# Data

■ ■ ■ ■

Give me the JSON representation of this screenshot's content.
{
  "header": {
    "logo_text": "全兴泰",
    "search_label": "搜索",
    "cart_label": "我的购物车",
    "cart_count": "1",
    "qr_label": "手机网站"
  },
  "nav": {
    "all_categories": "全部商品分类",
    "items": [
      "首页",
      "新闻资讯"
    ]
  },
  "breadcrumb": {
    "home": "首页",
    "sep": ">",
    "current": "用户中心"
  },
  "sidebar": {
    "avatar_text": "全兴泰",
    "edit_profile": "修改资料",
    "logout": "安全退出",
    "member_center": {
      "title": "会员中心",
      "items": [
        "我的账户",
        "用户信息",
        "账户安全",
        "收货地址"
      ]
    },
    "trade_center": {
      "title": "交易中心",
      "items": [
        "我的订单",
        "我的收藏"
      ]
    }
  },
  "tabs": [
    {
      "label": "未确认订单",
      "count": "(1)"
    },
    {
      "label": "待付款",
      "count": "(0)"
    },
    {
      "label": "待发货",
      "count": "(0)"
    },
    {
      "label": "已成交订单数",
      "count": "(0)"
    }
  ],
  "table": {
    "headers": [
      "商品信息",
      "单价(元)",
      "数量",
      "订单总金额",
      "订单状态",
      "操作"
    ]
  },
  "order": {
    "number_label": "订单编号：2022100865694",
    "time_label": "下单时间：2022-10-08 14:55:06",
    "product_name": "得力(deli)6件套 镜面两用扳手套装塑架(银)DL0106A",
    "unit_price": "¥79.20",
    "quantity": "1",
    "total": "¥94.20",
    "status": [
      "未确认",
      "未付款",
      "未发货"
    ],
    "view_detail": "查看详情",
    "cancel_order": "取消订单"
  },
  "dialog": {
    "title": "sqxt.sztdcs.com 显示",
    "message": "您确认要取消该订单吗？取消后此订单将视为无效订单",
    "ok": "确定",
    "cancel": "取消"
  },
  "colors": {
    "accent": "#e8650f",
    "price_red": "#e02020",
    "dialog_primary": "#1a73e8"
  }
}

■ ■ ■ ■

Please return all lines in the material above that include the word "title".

# Reply
      "title": "会员中心",
      "title": "交易中心",
    "title": "sqxt.sztdcs.com 显示",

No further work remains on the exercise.